TASK GOAL – Throughout the entries below, report every line where "JSON" is found.

-- RECORDS FOR PROCESSING follows --

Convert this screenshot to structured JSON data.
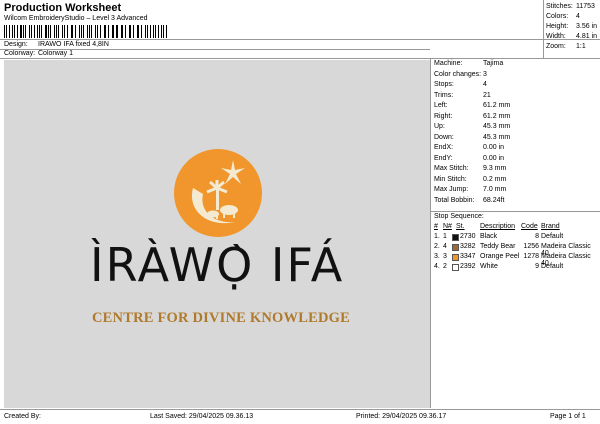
{
  "header": {
    "title": "Production Worksheet",
    "subtitle": "Wilcom EmbroideryStudio – Level 3 Advanced",
    "design_label": "Design:",
    "design_value": "IRAWO IFA fixed 4,8IN",
    "colorway_label": "Colorway:",
    "colorway_value": "Colorway 1"
  },
  "summary": [
    {
      "label": "Stitches:",
      "value": "11753"
    },
    {
      "label": "Colors:",
      "value": "4"
    },
    {
      "label": "Height:",
      "value": "3.56 in"
    },
    {
      "label": "Width:",
      "value": "4.81 in"
    },
    {
      "label": "Zoom:",
      "value": "1:1"
    }
  ],
  "design": {
    "logo_text": "ÌRÀWỌ̀ IFÁ",
    "tagline": "CENTRE FOR DIVINE KNOWLEDGE",
    "colors": {
      "orange": "#f0962c",
      "cream": "#f4ead2",
      "gold": "#b07a2c",
      "black": "#111111",
      "canvas": "#d8d8d8"
    }
  },
  "details": [
    {
      "label": "Machine:",
      "value": "Tajima"
    },
    {
      "label": "Color changes:",
      "value": "3"
    },
    {
      "label": "Stops:",
      "value": "4"
    },
    {
      "label": "Trims:",
      "value": "21"
    },
    {
      "label": "Left:",
      "value": "61.2 mm"
    },
    {
      "label": "Right:",
      "value": "61.2 mm"
    },
    {
      "label": "Up:",
      "value": "45.3 mm"
    },
    {
      "label": "Down:",
      "value": "45.3 mm"
    },
    {
      "label": "EndX:",
      "value": "0.00 in"
    },
    {
      "label": "EndY:",
      "value": "0.00 in"
    },
    {
      "label": "Max Stitch:",
      "value": "9.3 mm"
    },
    {
      "label": "Min Stitch:",
      "value": "0.2 mm"
    },
    {
      "label": "Max Jump:",
      "value": "7.0 mm"
    },
    {
      "label": "Total Bobbin:",
      "value": "68.24ft"
    }
  ],
  "stop_sequence": {
    "title": "Stop Sequence:",
    "columns": [
      "#",
      "N#",
      "St.",
      "Description",
      "Code",
      "Brand"
    ],
    "rows": [
      {
        "num": "1.",
        "n": "1",
        "color": "#111111",
        "st": "2730",
        "desc": "Black",
        "code": "8",
        "brand": "Default"
      },
      {
        "num": "2.",
        "n": "4",
        "color": "#9a6a3c",
        "st": "3282",
        "desc": "Teddy Bear",
        "code": "1256",
        "brand": "Madeira Classic 40"
      },
      {
        "num": "3.",
        "n": "3",
        "color": "#f0962c",
        "st": "3347",
        "desc": "Orange Peel",
        "code": "1278",
        "brand": "Madeira Classic 40"
      },
      {
        "num": "4.",
        "n": "2",
        "color": "#ffffff",
        "st": "2392",
        "desc": "White",
        "code": "9",
        "brand": "Default"
      }
    ]
  },
  "footer": {
    "created": "Created By:",
    "saved": "Last Saved: 29/04/2025 09.36.13",
    "printed": "Printed: 29/04/2025 09.36.17",
    "page": "Page 1 of 1"
  }
}
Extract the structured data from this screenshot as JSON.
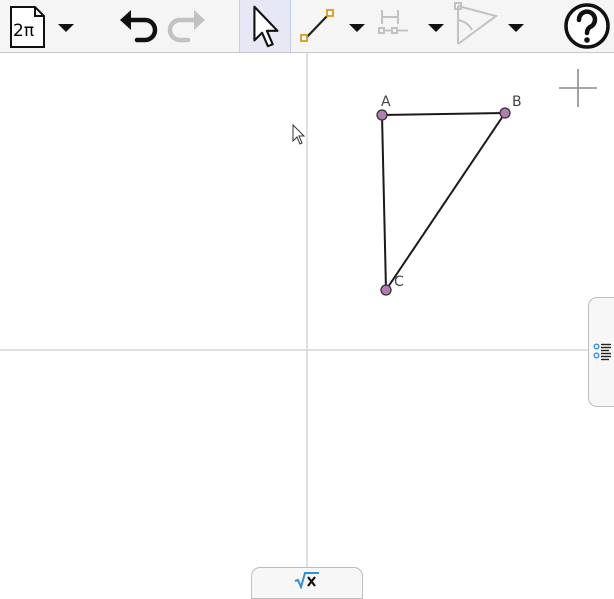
{
  "toolbar": {
    "menu_label": "2π",
    "items": [
      {
        "name": "menu",
        "icon": "document-icon"
      },
      {
        "name": "undo",
        "icon": "undo-icon"
      },
      {
        "name": "redo",
        "icon": "redo-icon",
        "enabled": false
      },
      {
        "name": "move",
        "icon": "move-arrow-icon",
        "selected": true
      },
      {
        "name": "segment",
        "icon": "segment-tool-icon"
      },
      {
        "name": "perpendicular",
        "icon": "perpendicular-tool-icon"
      },
      {
        "name": "angle",
        "icon": "angle-tool-icon"
      },
      {
        "name": "help",
        "icon": "help-icon"
      }
    ]
  },
  "graphics": {
    "points": [
      {
        "label": "A",
        "x": 0.75,
        "y": 2.35
      },
      {
        "label": "B",
        "x": 1.98,
        "y": 2.37
      },
      {
        "label": "C",
        "x": 0.79,
        "y": 0.6
      }
    ],
    "segments": [
      [
        "A",
        "B"
      ],
      [
        "B",
        "C"
      ],
      [
        "C",
        "A"
      ]
    ],
    "point_color": "#b27eb2",
    "axes_color": "#d5d5d5"
  },
  "input_bar": {
    "icon": "sqrt-x-icon"
  },
  "side_panel": {
    "icon": "algebra-view-icon"
  }
}
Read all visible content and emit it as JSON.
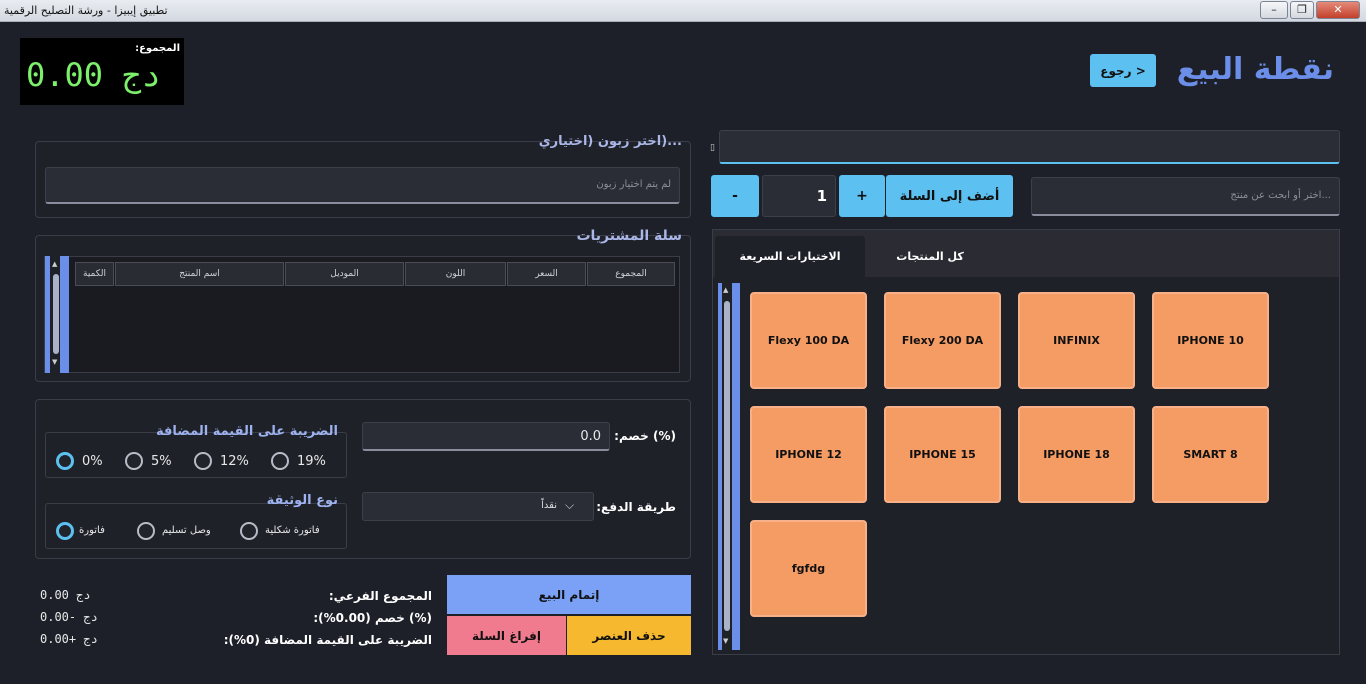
{
  "window": {
    "title": "تطبيق إيبيزا - ورشة التصليح الرقمية",
    "minimize": "–",
    "maximize": "❐",
    "close": "✕"
  },
  "total": {
    "label": "المجموع:",
    "value": "0.00  دج"
  },
  "header": {
    "title": "نقطة البيع",
    "back_label": "< رجوع"
  },
  "customer": {
    "legend": "...(اختر زبون (اختياري",
    "placeholder": "لم يتم اختيار زبون"
  },
  "cart": {
    "legend": "سلة المشتريات",
    "columns": [
      "الكمية",
      "اسم المنتج",
      "الموديل",
      "اللون",
      "السعر",
      "المجموع"
    ]
  },
  "discount": {
    "label": "(%) خصم:",
    "value": "0.0"
  },
  "vat": {
    "legend": "الضريبة على القيمة المضافة",
    "options": [
      "0%",
      "5%",
      "12%",
      "19%"
    ],
    "selected": "0%"
  },
  "payment": {
    "label": "طريقة الدفع:",
    "value": "نقداً"
  },
  "document": {
    "legend": "نوع الوثيقة",
    "options": [
      "فاتورة",
      "وصل تسليم",
      "فاتورة شكلية"
    ],
    "selected": "فاتورة"
  },
  "summary": {
    "subtotal_label": "المجموع الفرعي:",
    "subtotal_value": "دج  0.00",
    "discount_label": "(%) خصم (0.00%):",
    "discount_value": "دج  -0.00",
    "vat_label": "الضريبة على القيمة المضافة (0%):",
    "vat_value": "دج  +0.00"
  },
  "actions": {
    "complete": "إتمام البيع",
    "empty": "إفراغ السلة",
    "delete": "حذف العنصر"
  },
  "product_search": {
    "placeholder": "...اختر أو ابحث عن منتج"
  },
  "add_to_cart": {
    "label": "أضف إلى السلة",
    "plus": "+",
    "minus": "-",
    "quantity": "1"
  },
  "tabs": {
    "quick": "الاختيارات السريعة",
    "all": "كل المنتجات"
  },
  "products": [
    "IPHONE 10",
    "INFINIX",
    "Flexy 200 DA",
    "Flexy 100 DA",
    "SMART 8",
    "IPHONE 18",
    "IPHONE 15",
    "IPHONE 12",
    "fgfdg"
  ],
  "colors": {
    "accent": "#6b8fe8",
    "tile": "#f59b64",
    "button_blue": "#5cc0f0",
    "complete": "#7aa1f5",
    "empty": "#f07b8f",
    "delete": "#f5b82e"
  }
}
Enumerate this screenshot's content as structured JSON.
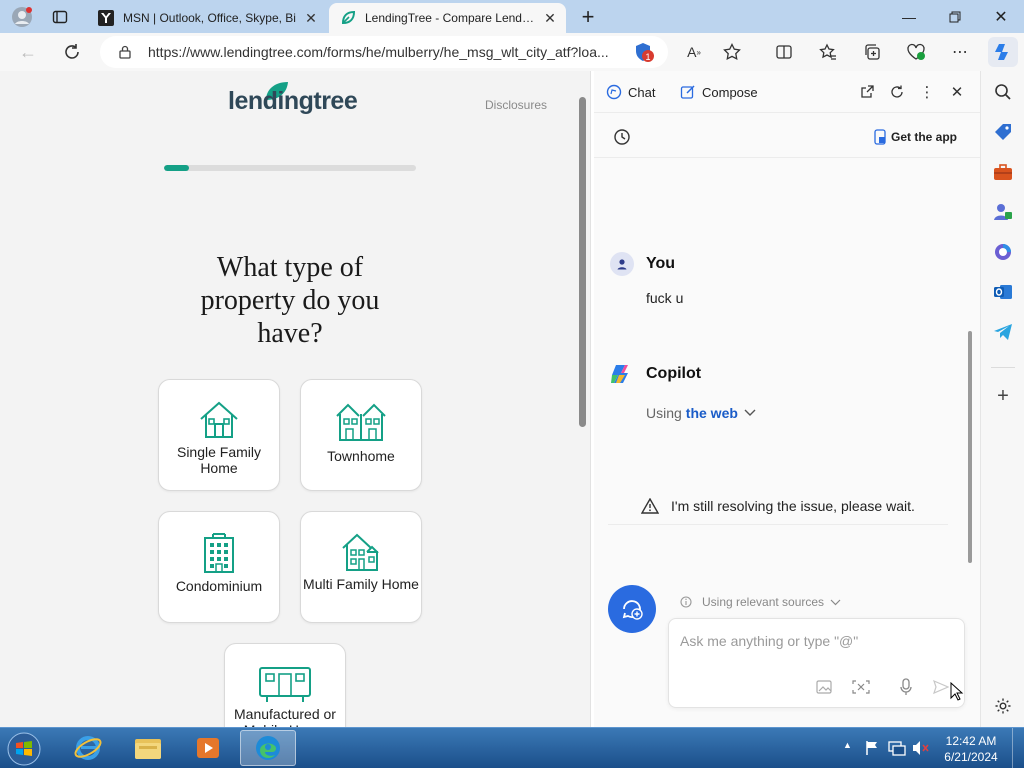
{
  "browser": {
    "tabs": [
      {
        "title": "MSN | Outlook, Office, Skype, Bi",
        "active": false
      },
      {
        "title": "LendingTree - Compare Lenders",
        "active": true
      }
    ],
    "url": "https://www.lendingtree.com/forms/he/mulberry/he_msg_wlt_city_atf?loa...",
    "tracking_badge": "1"
  },
  "page": {
    "logo": "lendingtree",
    "disclosures": "Disclosures",
    "progress_fraction": 0.1,
    "question": "What type of property do you have?",
    "options": [
      {
        "label": "Single Family Home",
        "icon": "house-icon"
      },
      {
        "label": "Townhome",
        "icon": "townhome-icon"
      },
      {
        "label": "Condominium",
        "icon": "condominium-icon"
      },
      {
        "label": "Multi Family Home",
        "icon": "multi-family-icon"
      },
      {
        "label": "Manufactured or Mobile Home",
        "icon": "mobile-home-icon"
      }
    ]
  },
  "copilot": {
    "tabs": [
      "Chat",
      "Compose"
    ],
    "get_app": "Get the app",
    "user_name": "You",
    "user_message": "fuck u",
    "bot_name": "Copilot",
    "using_prefix": "Using",
    "using_link": "the web",
    "warning": "I'm still resolving the issue, please wait.",
    "sources": "Using relevant sources",
    "input_placeholder": "Ask me anything or type \"@\""
  },
  "taskbar": {
    "time": "12:42 AM",
    "date": "6/21/2024"
  },
  "colors": {
    "accent_green": "#14a086",
    "copilot_blue": "#2a6be0",
    "tab_strip": "#bcd4ee"
  }
}
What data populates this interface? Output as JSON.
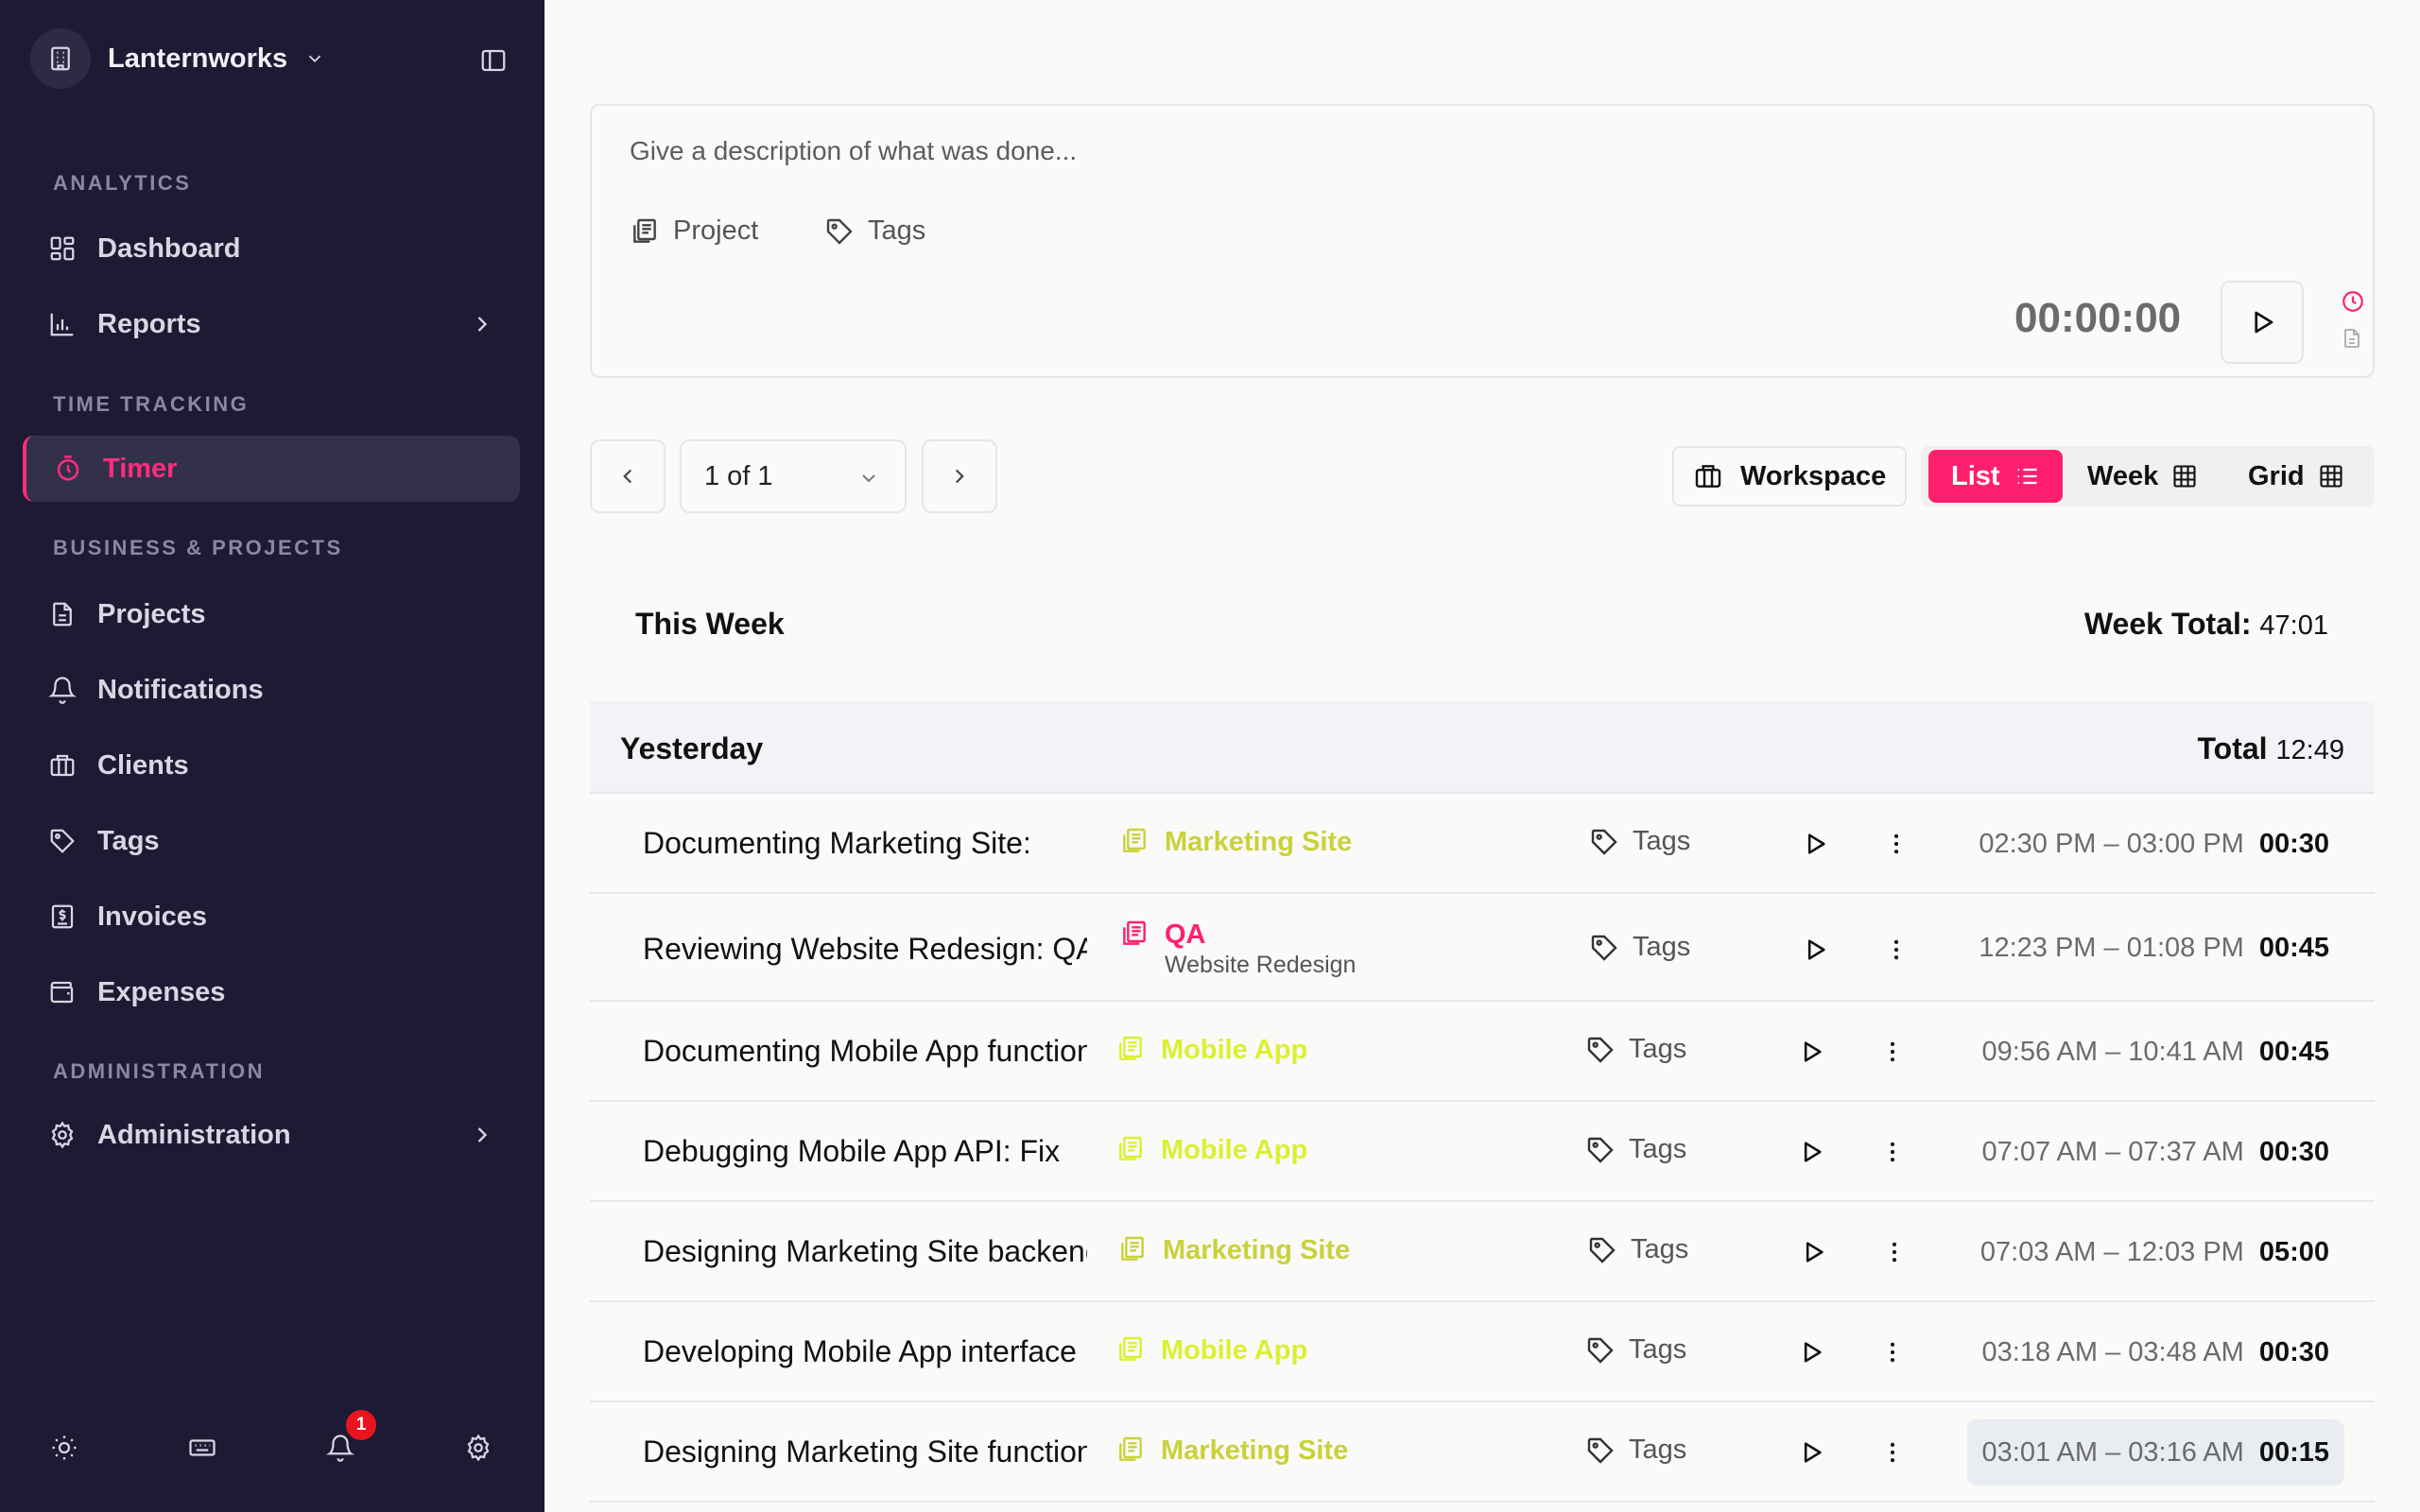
{
  "workspace": {
    "name": "Lanternworks"
  },
  "sidebar": {
    "sections": {
      "analytics": "ANALYTICS",
      "time_tracking": "TIME TRACKING",
      "business": "BUSINESS & PROJECTS",
      "administration": "ADMINISTRATION"
    },
    "items": {
      "dashboard": "Dashboard",
      "reports": "Reports",
      "timer": "Timer",
      "projects": "Projects",
      "notifications": "Notifications",
      "clients": "Clients",
      "tags": "Tags",
      "invoices": "Invoices",
      "expenses": "Expenses",
      "administration": "Administration"
    },
    "notification_count": "1"
  },
  "entry_form": {
    "placeholder": "Give a description of what was done...",
    "project_label": "Project",
    "tags_label": "Tags",
    "timer": "00:00:00"
  },
  "pager": {
    "label": "1 of 1"
  },
  "toolbar": {
    "workspace_label": "Workspace",
    "views": {
      "list": "List",
      "week": "Week",
      "grid": "Grid"
    }
  },
  "week": {
    "title": "This Week",
    "total_label": "Week Total:",
    "total_value": "47:01"
  },
  "day": {
    "title": "Yesterday",
    "total_label": "Total",
    "total_value": "12:49"
  },
  "colors": {
    "accent": "#ff1f6e",
    "sidebar_bg": "#1d1a34",
    "marketing": "#c9d13a",
    "mobile": "#dbf032",
    "qa": "#ff1f6e"
  },
  "entries": [
    {
      "description": "Documenting Marketing Site: ",
      "project": "Marketing Site",
      "tags": "Tags",
      "range": "02:30 PM – 03:00 PM",
      "duration": "00:30"
    },
    {
      "description": "Reviewing Website Redesign: QA",
      "project": "QA",
      "client": "Website Redesign",
      "tags": "Tags",
      "range": "12:23 PM – 01:08 PM",
      "duration": "00:45"
    },
    {
      "description": "Documenting Mobile App functionality",
      "project": "Mobile App",
      "tags": "Tags",
      "range": "09:56 AM – 10:41 AM",
      "duration": "00:45"
    },
    {
      "description": "Debugging Mobile App API: Fix",
      "project": "Mobile App",
      "tags": "Tags",
      "range": "07:07 AM – 07:37 AM",
      "duration": "00:30"
    },
    {
      "description": "Designing Marketing Site backend",
      "project": "Marketing Site",
      "tags": "Tags",
      "range": "07:03 AM – 12:03 PM",
      "duration": "05:00"
    },
    {
      "description": "Developing Mobile App interface",
      "project": "Mobile App",
      "tags": "Tags",
      "range": "03:18 AM – 03:48 AM",
      "duration": "00:30"
    },
    {
      "description": "Designing Marketing Site functionality",
      "project": "Marketing Site",
      "tags": "Tags",
      "range": "03:01 AM – 03:16 AM",
      "duration": "00:15"
    }
  ]
}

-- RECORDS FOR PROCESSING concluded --

TASK SOLUTION –
Convert this screenshot to structured JSON data.
Extract the structured data from this screenshot as JSON.
Read all visible content and emit it as JSON.
Enumerate this screenshot's content as structured JSON.
What data populates this interface? Output as JSON.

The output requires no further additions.